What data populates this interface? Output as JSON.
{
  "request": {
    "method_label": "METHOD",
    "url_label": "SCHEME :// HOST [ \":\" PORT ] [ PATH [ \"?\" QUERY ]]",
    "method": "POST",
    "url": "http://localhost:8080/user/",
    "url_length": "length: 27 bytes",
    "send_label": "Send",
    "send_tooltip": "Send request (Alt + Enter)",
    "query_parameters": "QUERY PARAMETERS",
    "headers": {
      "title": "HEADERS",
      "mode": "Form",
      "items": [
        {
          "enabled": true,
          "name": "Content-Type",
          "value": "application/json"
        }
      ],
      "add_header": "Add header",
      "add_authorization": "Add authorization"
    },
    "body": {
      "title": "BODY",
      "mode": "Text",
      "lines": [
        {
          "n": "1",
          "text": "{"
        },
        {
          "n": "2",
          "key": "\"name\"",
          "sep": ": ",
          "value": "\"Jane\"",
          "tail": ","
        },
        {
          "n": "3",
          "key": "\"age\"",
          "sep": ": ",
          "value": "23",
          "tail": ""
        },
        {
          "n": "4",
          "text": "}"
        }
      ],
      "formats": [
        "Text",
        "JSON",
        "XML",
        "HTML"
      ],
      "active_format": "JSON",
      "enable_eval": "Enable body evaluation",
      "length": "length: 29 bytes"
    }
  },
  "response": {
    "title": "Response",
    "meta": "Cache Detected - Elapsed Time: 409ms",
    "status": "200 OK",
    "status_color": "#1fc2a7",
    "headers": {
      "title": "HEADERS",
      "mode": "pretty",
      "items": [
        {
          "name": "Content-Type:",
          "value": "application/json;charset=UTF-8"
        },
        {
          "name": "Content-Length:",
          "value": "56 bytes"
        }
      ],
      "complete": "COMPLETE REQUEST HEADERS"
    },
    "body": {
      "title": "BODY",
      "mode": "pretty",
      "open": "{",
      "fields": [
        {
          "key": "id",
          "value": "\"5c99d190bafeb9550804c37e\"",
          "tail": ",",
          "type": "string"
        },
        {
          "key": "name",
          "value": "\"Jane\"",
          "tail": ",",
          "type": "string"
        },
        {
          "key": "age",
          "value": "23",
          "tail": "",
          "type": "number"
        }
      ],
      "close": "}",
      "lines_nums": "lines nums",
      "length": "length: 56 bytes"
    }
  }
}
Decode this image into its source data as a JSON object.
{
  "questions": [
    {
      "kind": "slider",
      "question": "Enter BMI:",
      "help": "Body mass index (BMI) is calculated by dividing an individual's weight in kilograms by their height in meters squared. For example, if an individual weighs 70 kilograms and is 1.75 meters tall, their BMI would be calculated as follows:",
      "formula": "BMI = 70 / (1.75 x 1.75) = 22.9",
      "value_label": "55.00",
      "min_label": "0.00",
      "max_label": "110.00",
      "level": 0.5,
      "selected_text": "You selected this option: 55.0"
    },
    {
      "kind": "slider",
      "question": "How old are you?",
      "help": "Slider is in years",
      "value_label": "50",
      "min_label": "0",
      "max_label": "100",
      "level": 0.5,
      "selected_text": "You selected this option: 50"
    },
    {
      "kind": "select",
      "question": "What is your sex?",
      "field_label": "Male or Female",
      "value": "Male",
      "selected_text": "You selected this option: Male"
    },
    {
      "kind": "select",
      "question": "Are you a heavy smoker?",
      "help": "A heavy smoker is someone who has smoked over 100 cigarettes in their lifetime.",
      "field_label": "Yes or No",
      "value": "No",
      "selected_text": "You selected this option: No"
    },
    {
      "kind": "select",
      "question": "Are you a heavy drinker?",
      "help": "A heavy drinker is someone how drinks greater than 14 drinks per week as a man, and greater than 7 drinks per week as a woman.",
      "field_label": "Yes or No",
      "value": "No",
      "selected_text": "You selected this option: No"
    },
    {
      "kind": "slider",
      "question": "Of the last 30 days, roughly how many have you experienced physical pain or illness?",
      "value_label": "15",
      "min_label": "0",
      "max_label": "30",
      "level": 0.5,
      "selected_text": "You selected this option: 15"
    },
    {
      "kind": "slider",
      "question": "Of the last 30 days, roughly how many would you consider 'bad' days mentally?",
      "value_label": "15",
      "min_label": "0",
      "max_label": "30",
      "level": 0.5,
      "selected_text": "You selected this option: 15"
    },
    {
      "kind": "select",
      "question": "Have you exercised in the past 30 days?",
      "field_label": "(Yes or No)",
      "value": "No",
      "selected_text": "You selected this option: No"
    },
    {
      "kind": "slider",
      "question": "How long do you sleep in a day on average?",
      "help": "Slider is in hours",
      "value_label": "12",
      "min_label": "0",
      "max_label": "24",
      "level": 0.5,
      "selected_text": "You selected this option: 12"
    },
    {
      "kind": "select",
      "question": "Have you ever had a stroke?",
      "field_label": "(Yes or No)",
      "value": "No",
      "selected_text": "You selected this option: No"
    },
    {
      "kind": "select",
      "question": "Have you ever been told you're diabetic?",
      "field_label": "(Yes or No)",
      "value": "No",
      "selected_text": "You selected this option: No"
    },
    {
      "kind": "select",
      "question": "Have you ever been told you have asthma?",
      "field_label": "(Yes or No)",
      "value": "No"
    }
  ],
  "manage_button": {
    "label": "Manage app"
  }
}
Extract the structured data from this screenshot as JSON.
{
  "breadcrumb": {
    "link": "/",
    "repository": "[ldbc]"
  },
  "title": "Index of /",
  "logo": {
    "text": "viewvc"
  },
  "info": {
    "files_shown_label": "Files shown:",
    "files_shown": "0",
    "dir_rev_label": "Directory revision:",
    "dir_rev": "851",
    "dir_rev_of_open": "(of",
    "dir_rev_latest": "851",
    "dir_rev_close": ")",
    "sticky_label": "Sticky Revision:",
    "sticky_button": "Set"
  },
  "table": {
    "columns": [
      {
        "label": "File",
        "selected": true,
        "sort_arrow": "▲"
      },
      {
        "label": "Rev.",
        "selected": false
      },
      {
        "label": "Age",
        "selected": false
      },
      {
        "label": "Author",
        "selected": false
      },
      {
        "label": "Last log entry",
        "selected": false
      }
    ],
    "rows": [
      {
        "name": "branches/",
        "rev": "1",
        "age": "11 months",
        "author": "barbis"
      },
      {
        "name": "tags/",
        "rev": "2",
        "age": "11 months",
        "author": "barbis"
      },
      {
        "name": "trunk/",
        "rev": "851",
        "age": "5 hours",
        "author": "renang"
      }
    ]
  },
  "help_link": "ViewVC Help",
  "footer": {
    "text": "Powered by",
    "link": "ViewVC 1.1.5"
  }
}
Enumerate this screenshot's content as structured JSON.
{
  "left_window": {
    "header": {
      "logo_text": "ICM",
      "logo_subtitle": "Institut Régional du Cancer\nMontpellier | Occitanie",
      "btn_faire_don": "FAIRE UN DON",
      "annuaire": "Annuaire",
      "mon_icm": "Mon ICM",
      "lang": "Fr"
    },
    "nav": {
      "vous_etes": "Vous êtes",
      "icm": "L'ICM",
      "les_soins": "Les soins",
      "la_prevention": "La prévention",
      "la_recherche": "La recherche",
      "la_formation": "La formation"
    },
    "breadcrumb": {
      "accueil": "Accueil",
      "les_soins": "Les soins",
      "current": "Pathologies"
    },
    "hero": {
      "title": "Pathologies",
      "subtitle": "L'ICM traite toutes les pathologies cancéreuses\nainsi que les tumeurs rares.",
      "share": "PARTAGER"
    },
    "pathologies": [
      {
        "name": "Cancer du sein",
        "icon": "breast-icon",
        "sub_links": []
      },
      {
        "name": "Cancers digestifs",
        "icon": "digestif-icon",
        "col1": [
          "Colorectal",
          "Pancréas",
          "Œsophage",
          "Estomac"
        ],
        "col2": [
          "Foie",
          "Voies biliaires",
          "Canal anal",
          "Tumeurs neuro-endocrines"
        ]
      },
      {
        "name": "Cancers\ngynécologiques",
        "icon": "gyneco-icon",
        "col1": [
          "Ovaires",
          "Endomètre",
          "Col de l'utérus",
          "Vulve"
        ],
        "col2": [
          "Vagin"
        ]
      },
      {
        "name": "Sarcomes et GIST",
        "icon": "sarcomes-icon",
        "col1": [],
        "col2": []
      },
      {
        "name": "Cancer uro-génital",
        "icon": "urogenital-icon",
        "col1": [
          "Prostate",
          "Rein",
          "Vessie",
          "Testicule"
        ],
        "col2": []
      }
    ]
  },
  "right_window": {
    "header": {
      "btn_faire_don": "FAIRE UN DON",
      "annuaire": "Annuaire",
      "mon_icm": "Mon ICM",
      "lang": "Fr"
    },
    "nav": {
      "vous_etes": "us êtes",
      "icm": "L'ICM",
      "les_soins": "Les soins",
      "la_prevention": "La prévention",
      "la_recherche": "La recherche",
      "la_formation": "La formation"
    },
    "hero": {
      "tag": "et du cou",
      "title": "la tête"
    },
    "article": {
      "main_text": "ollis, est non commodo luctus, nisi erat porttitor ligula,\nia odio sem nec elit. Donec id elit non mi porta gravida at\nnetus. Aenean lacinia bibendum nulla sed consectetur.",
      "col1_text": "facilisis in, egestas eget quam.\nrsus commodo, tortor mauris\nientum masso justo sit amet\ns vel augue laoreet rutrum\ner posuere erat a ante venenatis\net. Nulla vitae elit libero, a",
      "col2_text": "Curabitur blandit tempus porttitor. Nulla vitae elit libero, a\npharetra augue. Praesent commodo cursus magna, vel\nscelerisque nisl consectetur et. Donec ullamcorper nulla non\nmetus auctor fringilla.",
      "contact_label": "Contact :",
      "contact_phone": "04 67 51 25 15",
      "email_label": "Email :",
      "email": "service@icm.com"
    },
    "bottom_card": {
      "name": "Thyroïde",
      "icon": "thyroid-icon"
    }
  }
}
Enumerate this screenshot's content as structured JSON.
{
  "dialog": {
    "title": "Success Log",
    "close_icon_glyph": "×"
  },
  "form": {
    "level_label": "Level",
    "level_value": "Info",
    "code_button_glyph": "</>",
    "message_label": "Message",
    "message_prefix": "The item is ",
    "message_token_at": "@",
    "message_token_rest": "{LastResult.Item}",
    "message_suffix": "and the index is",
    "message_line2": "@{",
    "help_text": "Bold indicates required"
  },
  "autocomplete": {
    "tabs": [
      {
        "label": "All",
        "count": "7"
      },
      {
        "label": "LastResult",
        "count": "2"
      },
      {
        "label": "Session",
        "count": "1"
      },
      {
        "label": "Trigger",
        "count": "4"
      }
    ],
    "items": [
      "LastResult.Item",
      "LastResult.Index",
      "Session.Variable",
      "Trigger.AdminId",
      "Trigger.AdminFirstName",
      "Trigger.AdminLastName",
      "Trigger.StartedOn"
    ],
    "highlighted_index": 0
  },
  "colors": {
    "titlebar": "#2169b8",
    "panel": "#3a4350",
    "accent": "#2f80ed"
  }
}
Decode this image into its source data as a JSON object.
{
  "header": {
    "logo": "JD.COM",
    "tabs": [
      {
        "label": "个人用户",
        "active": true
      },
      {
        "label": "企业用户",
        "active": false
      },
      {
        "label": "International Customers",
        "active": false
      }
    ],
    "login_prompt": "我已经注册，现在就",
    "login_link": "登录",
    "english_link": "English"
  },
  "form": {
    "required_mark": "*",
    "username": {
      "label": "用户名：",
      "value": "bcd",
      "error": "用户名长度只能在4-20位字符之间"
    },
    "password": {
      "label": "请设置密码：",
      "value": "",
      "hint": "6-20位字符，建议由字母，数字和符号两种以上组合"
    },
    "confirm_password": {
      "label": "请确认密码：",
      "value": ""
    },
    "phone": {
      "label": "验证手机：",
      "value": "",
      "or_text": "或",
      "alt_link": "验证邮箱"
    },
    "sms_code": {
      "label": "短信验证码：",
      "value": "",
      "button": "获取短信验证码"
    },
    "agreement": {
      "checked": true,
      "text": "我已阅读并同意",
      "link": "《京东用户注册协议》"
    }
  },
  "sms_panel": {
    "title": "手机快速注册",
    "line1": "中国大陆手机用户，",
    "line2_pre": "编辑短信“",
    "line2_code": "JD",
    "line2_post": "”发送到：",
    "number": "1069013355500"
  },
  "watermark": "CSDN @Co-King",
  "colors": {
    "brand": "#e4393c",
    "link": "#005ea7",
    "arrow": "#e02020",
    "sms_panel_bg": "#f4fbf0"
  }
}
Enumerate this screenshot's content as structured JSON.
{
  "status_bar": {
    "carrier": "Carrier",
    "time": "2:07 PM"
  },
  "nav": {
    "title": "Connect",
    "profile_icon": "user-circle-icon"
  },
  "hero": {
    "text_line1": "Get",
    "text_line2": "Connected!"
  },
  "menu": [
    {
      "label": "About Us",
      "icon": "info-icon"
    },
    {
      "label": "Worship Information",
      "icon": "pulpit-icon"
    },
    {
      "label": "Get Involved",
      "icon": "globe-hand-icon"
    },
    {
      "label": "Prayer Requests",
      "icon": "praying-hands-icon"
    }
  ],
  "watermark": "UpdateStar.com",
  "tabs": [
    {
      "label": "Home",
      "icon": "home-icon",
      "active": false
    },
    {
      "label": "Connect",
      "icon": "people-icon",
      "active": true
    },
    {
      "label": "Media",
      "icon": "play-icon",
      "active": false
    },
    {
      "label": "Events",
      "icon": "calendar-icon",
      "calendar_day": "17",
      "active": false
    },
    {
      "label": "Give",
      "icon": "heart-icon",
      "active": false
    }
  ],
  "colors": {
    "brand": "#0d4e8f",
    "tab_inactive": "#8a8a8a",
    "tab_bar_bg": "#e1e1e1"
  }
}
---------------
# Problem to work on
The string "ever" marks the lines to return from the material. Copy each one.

# Worked solution
      "question": "Have you ever had a stroke?",
      "question": "Have you ever been told you're diabetic?",
      "question": "Have you ever been told you have asthma?",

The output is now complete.